(Web page and app entries)
Content starts
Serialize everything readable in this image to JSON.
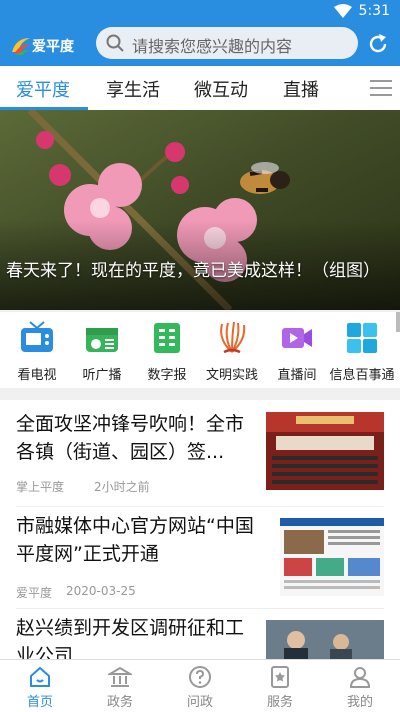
{
  "status": {
    "time": "5:31"
  },
  "header": {
    "logo_text": "爱平度",
    "search_placeholder": "请搜索您感兴趣的内容"
  },
  "tabs": [
    {
      "label": "爱平度",
      "active": true
    },
    {
      "label": "享生活"
    },
    {
      "label": "微互动"
    },
    {
      "label": "直播"
    }
  ],
  "banner": {
    "caption": "春天来了！现在的平度，竟已美成这样！（组图）"
  },
  "quick": [
    {
      "label": "看电视",
      "icon": "tv-icon",
      "color": "#2a8ee0"
    },
    {
      "label": "听广播",
      "icon": "radio-icon",
      "color": "#35b45a"
    },
    {
      "label": "数字报",
      "icon": "newspaper-icon",
      "color": "#34b85c"
    },
    {
      "label": "文明实践",
      "icon": "civilization-logo-icon",
      "color": "#e8692a"
    },
    {
      "label": "直播间",
      "icon": "video-icon",
      "color": "#9b4ddc"
    },
    {
      "label": "信息百事通",
      "icon": "grid-icon",
      "color": "#1fa7e0"
    }
  ],
  "articles": [
    {
      "title": "全面攻坚冲锋号吹响！全市各镇（街道、园区）签...",
      "source": "掌上平度",
      "time": "2小时之前"
    },
    {
      "title": "市融媒体中心官方网站“中国平度网”正式开通",
      "source": "爱平度",
      "time": "2020-03-25"
    },
    {
      "title": "赵兴绩到开发区调研征和工业公司",
      "source": "",
      "time": ""
    }
  ],
  "nav": [
    {
      "label": "首页",
      "icon": "home-icon",
      "active": true
    },
    {
      "label": "政务",
      "icon": "government-icon"
    },
    {
      "label": "问政",
      "icon": "question-icon"
    },
    {
      "label": "服务",
      "icon": "service-icon"
    },
    {
      "label": "我的",
      "icon": "user-icon"
    }
  ],
  "colors": {
    "accent": "#2a8ee0"
  }
}
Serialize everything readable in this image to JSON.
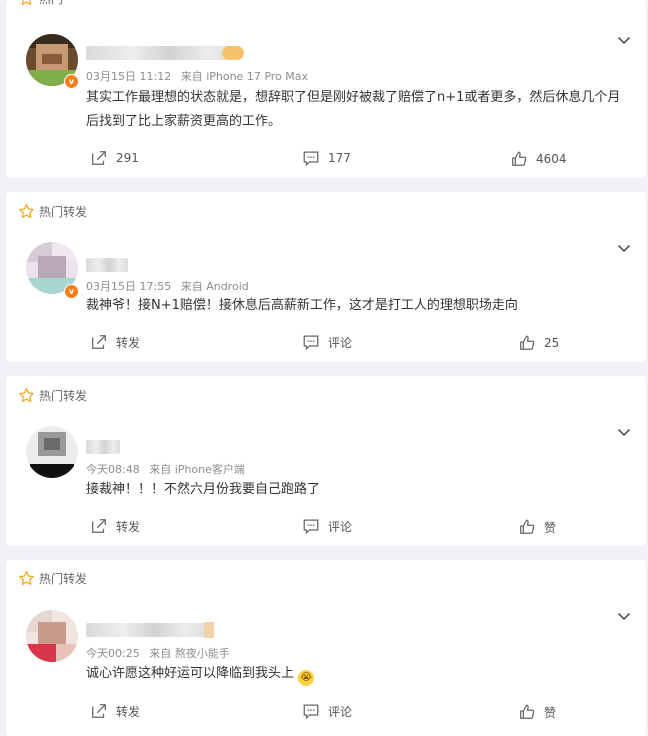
{
  "hot_label": "热门",
  "repost_hot_label": "热门转发",
  "comments": [
    {
      "time": "03月15日 11:12",
      "source": "来自 iPhone 17 Pro Max",
      "text": "其实工作最理想的状态就是，想辞职了但是刚好被裁了赔偿了n+1或者更多，然后休息几个月后找到了比上家薪资更高的工作。",
      "repost": "291",
      "comment": "177",
      "like": "4604"
    },
    {
      "time": "03月15日 17:55",
      "source": "来自 Android",
      "text": "裁神爷！接N+1赔偿！接休息后高薪新工作，这才是打工人的理想职场走向",
      "repost": "转发",
      "comment": "评论",
      "like": "25"
    },
    {
      "time": "今天08:48",
      "source": "来自 iPhone客户端",
      "text": "接裁神！！！不然六月份我要自己跑路了",
      "repost": "转发",
      "comment": "评论",
      "like": "赞"
    },
    {
      "time": "今天00:25",
      "source": "来自 熬夜小能手",
      "text": "诚心许愿这种好运可以降临到我头上",
      "emoji": "😭",
      "repost": "转发",
      "comment": "评论",
      "like": "赞"
    }
  ],
  "colors": {
    "star": "#f5a623",
    "vip": "#f67e1b",
    "text": "#333333",
    "meta": "#8d8d8d"
  }
}
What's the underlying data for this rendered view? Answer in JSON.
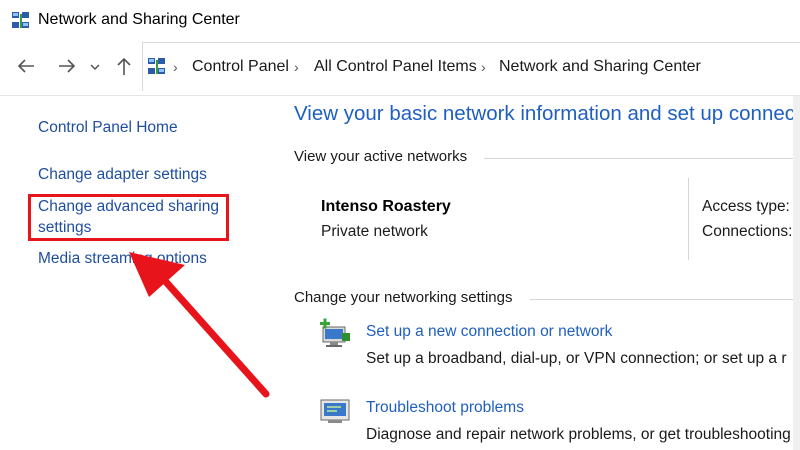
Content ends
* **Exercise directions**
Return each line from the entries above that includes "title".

* **Your solution**
      "title": "全面攻坚冲锋号吹响！全市各镇（街道、园区）签...",
      "title": "市融媒体中心官方网站“中国平度网”正式开通",
      "title": "赵兴绩到开发区调研征和工业公司",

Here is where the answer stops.